**Component data from apps and pages:**
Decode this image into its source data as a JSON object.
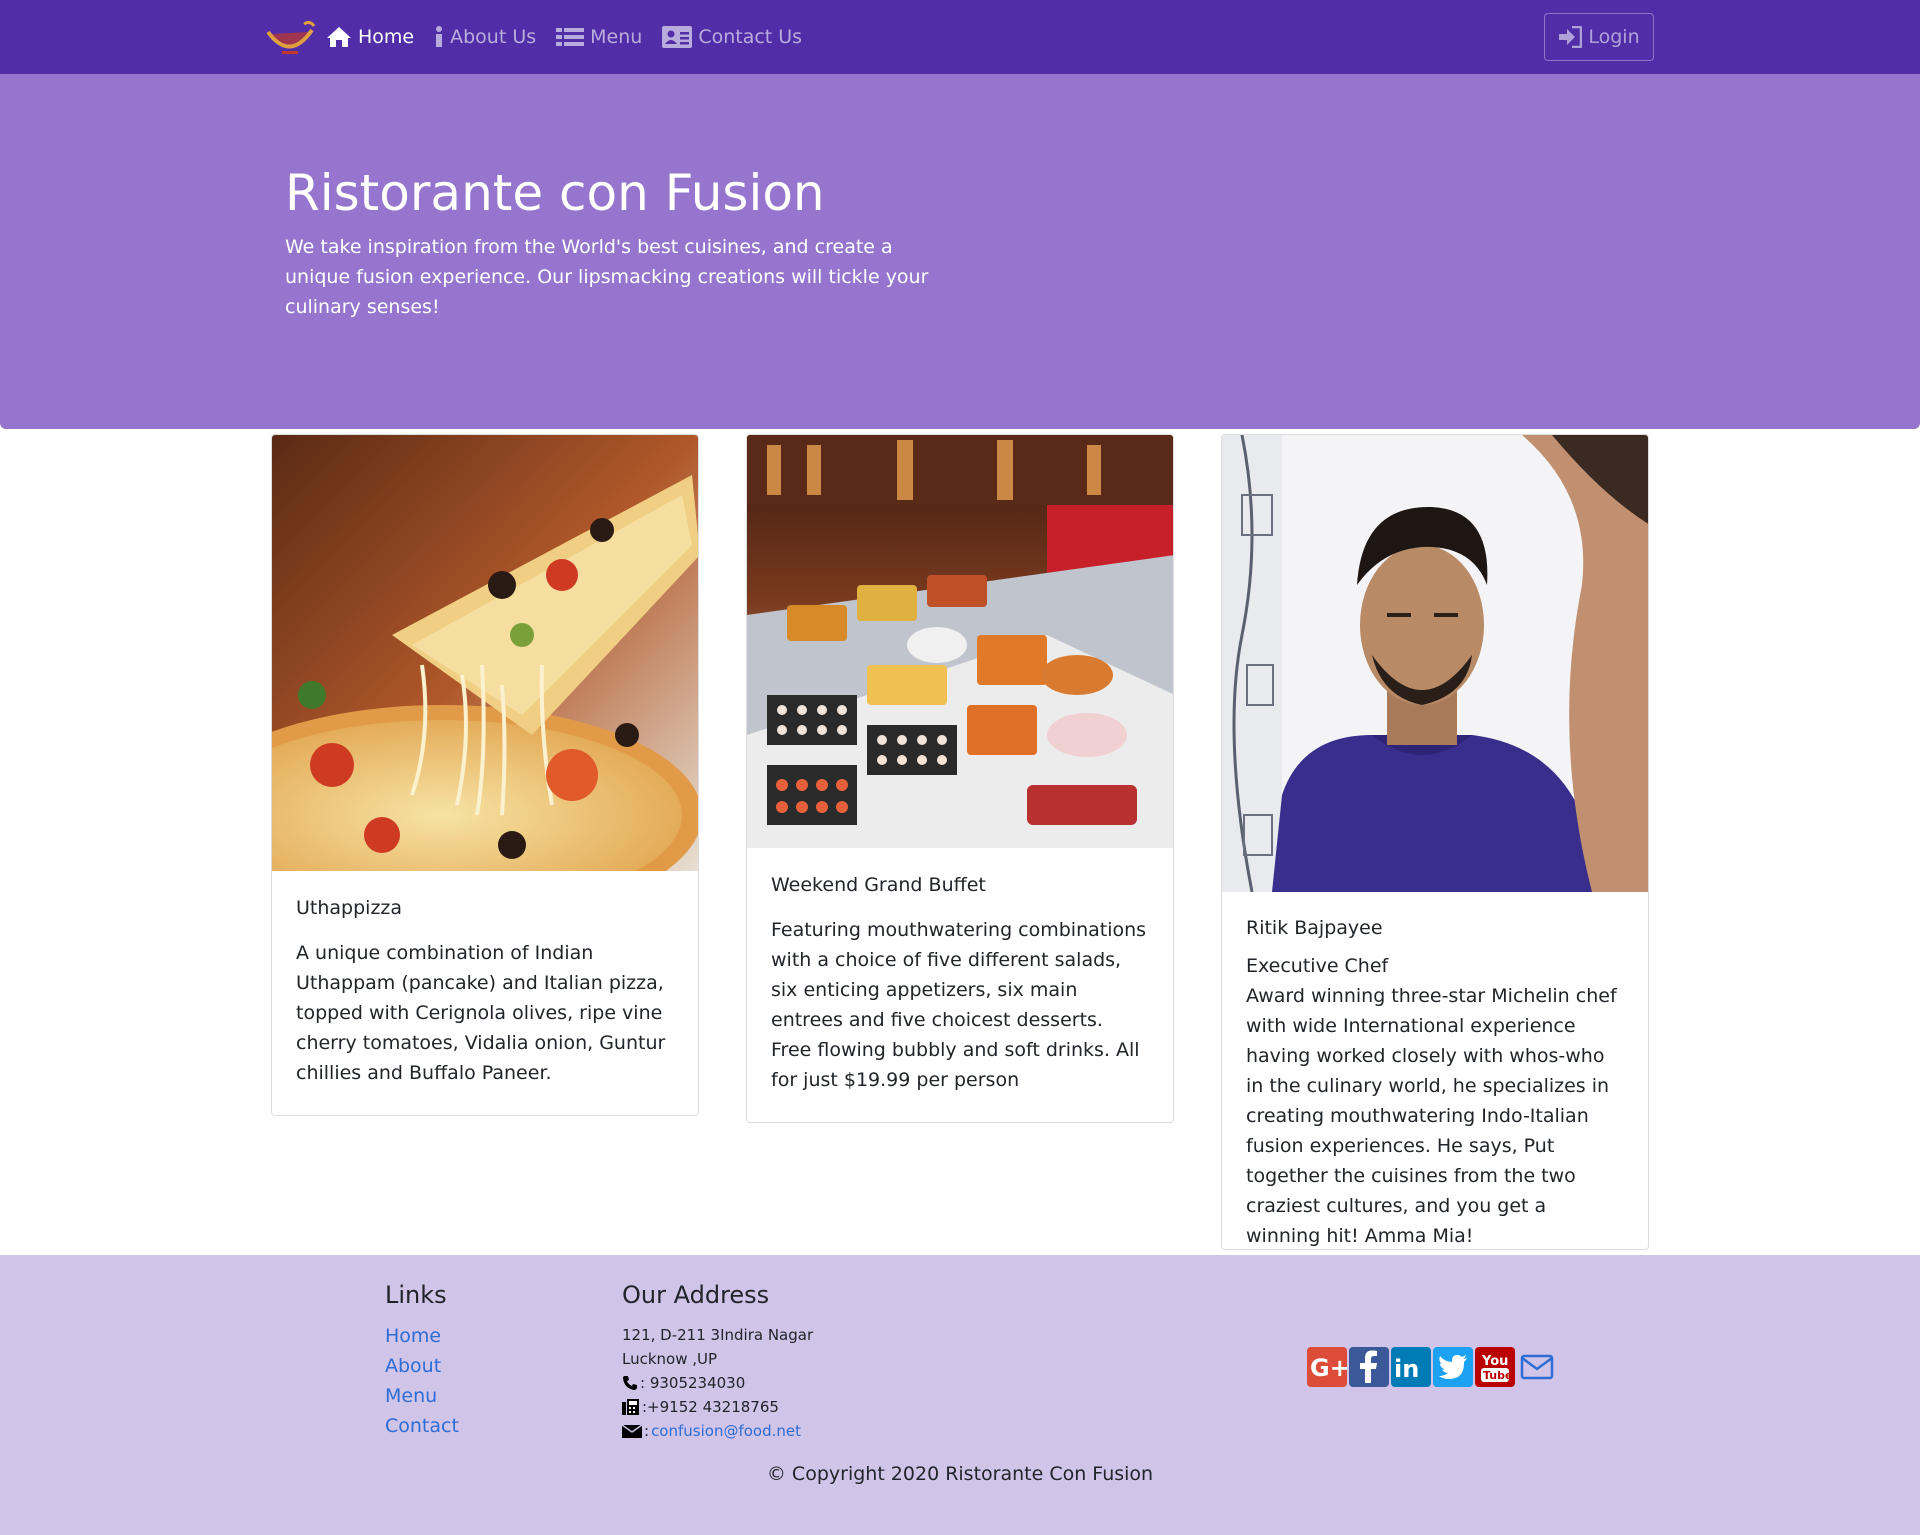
{
  "nav": {
    "items": [
      {
        "label": "Home",
        "icon": "home-icon",
        "active": true
      },
      {
        "label": "About Us",
        "icon": "info-icon",
        "active": false
      },
      {
        "label": "Menu",
        "icon": "list-icon",
        "active": false
      },
      {
        "label": "Contact Us",
        "icon": "address-card-icon",
        "active": false
      }
    ],
    "login_label": "Login"
  },
  "jumbotron": {
    "title": "Ristorante con Fusion",
    "text": "We take inspiration from the World's best cuisines, and create a unique fusion experience. Our lipsmacking creations will tickle your culinary senses!"
  },
  "cards": [
    {
      "title": "Uthappizza",
      "subtitle": "",
      "text": "A unique combination of Indian Uthappam (pancake) and Italian pizza, topped with Cerignola olives, ripe vine cherry tomatoes, Vidalia onion, Guntur chillies and Buffalo Paneer."
    },
    {
      "title": "Weekend Grand Buffet",
      "subtitle": "",
      "text": "Featuring mouthwatering combinations with a choice of five different salads, six enticing appetizers, six main entrees and five choicest desserts. Free flowing bubbly and soft drinks. All for just $19.99 per person"
    },
    {
      "title": "Ritik Bajpayee",
      "subtitle": "Executive Chef",
      "text": "Award winning three-star Michelin chef with wide International experience having worked closely with whos-who in the culinary world, he specializes in creating mouthwatering Indo-Italian fusion experiences. He says, Put together the cuisines from the two craziest cultures, and you get a winning hit! Amma Mia!"
    }
  ],
  "footer": {
    "links_heading": "Links",
    "links": [
      "Home",
      "About",
      "Menu",
      "Contact"
    ],
    "address_heading": "Our Address",
    "address_line1": "121, D-211 3Indira Nagar",
    "address_line2": "Lucknow ,UP",
    "phone": ": 9305234030",
    "fax": ":+9152 43218765",
    "email_prefix": ": ",
    "email": "confusion@food.net",
    "social": [
      "google-plus-icon",
      "facebook-icon",
      "linkedin-icon",
      "twitter-icon",
      "youtube-icon",
      "envelope-icon"
    ],
    "copyright": "© Copyright 2020 Ristorante Con Fusion"
  },
  "colors": {
    "navbar": "#512da8",
    "jumbotron": "#9575cd",
    "footer": "#d1c4e9",
    "link": "#2d6dd6"
  }
}
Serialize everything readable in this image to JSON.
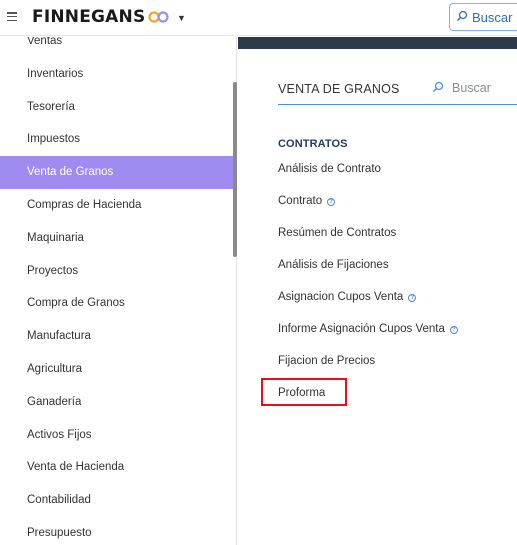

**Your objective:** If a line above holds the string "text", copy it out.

**Written solution:**
    "text": "We take inspiration from the World's best cuisines, and create a unique fusion experience. Our lipsmacking creations will tickle your culinary senses!"
      "text": "A unique combination of Indian Uthappam (pancake) and Italian pizza, topped with Cerignola olives, ripe vine cherry tomatoes, Vidalia onion, Guntur chillies and Buffalo Paneer."
      "text": "Featuring mouthwatering combinations with a choice of five different salads, six enticing appetizers, six main entrees and five choicest desserts. Free flowing bubbly and soft drinks. All for just $19.99 per person"
      "text": "Award winning three-star Michelin chef with wide International experience having worked closely with whos-who in the culinary world, he specializes in creating mouthwatering Indo-Italian fusion experiences. He says, Put together the cuisines from the two craziest cultures, and you get a winning hit! Amma Mia!"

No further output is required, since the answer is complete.